Aaron Swartz was a brilliant computer programmer and activist who helped develop the RSS news feed protocol, co-founded Reddit, developed the web.py framework, and helped shape the Creative Commons licensing system.
At fourteen he was authoring documents for the World Wide Web Consortium. At fifteen he was working alongside the likes of Tim Berners-Lee and Lawrence Lessig. He created watchdog sites to keep an eye on political and academic corruption, he helped derail the Stop Online Piracy Act (SOPA), he downloaded and freed to the public millions of documents, and he created a system that allowed anonymous informants to send documents to the media.
But at the age of 26 he was dead.
Aaron Swartz took his life on the January 11th 2013 after being hounded by the FBI and the Department of Justice of the USA for doing, to all practical effects, nothing wrong. He was accused of 13 crimes and faced 35 years in prison for something that, as was later proven, was not illegal at all.
The level of deliberate spite in his persecution, orchestrated by the U.S. Attorney’s office and the Federal Bureau of Investigation (who had already had Aaron in its crosshairs for some time), hell-bent on making an example out of the hacker, reached absurd proportions pushing him to suicide.
Now you can see the story of Aaron and the sad, outrageous events that led to his death in the film “The Internet’s Own Boy”. The film was financed by crowdfunding on Kickstarter and is fittingly released under a CC commons license. You can download it from the Internet Archive (another institution that benefited from Aaron’s disinterested help) or watch it online on YouTube.

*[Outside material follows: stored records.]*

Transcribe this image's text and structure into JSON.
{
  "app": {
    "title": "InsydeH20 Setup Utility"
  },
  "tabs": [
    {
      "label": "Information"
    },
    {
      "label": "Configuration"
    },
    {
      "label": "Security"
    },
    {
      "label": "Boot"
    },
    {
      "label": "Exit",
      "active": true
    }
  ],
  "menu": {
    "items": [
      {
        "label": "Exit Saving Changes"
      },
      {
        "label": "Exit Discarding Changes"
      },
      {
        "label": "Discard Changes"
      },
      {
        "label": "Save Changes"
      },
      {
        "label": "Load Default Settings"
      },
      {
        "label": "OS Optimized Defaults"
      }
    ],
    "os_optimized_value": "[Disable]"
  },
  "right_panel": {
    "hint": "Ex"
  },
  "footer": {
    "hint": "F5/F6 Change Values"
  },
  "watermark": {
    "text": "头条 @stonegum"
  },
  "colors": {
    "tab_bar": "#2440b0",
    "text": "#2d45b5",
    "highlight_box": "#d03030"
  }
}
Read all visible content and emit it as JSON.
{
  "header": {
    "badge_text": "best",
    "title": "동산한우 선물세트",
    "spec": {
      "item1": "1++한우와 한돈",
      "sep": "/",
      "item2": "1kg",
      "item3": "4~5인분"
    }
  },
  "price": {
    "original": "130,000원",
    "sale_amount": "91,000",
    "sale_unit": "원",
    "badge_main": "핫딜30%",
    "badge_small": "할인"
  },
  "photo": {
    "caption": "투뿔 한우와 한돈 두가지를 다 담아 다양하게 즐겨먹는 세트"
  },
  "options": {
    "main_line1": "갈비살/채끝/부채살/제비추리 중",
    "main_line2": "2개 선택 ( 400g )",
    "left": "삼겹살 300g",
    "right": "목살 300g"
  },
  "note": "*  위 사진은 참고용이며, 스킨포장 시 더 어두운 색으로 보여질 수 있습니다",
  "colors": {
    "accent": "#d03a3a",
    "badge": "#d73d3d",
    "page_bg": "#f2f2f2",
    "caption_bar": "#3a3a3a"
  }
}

The gross injustice executed on Aaron deprived the world of a brilliant mind and a committed activist who worked selflessly in pro of social justice.
Be ready to be outraged.